18. You cannot get out of Belgium without trying their waffles. Yes they pride themselves on their Belgium Fries, Chocolate, and Beer selection but you can add waffles to that list also. We have to say they love their ice cream too.
19. When you go shopping ask for a VAT refund form. You must have the form to get the VAT refund. I forgot to ask and when I got to the airport I was told it was my duty to ask and there is nothing they could do even though I had the purchase still in the bag with the receipt. The VAT is 21% of your purchase on non-edible items. So sorry chocolates don’t count. I believe food is 6%. The minimum purchase is 50.01 Euro. If you spend over 50.01 it is definitely worth the trouble.
20. Farmers are still unearthing mines from the WW1. They call it the Iron Harvest. You hear stories about it happening on a regular basis all over Belgium. During World War I an estimated one ton of explosives was fired for every square meter of territory on the Western front. As many as one in every three shells fired did not detonate. In the Ypres Salient, an estimated 300 million projectiles that the British and the Germans forces fired at each other during World War I were duds, and most of them have not been recovered. In 2013, 160 tons of munitions, from bullets to 15 inch naval gun shells, were unearthed from the areas around Ypres. Unexploded weapons—in the form of shells, bullets, and grenades—buried themselves on impact or were otherwise quickly swallowed in the mud. As time passes, construction work, field ploughing, and natural processes bring the rusting shells to the surface. Most of the iron harvest is found during the spring planting and autumn ploughing as the region of northern France and Flanders are rich agricultural areas. Farmers collect the munitions and place them along the boundaries of fields or other collection points for authorities.

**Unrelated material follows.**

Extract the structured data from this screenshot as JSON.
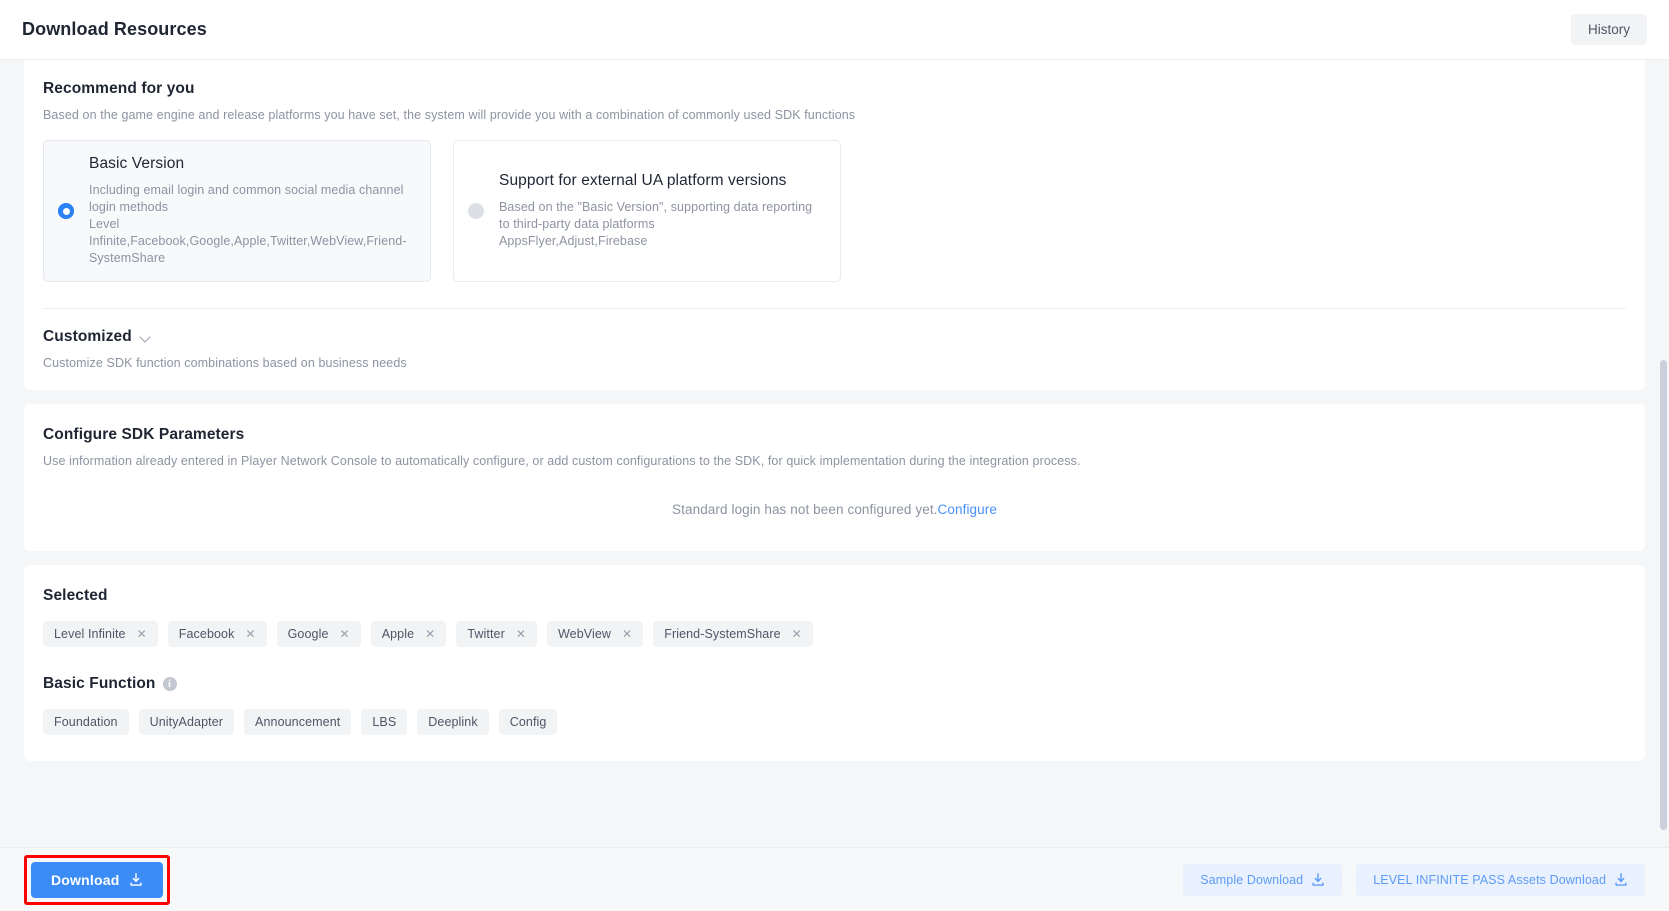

We loved Belgium and will definitely go back one day. We made some really wonderful friends. If you are over in Europe we recommend you stop.
#Belgium #brussels #bruges #travel #travelingmovesme #ww1 #war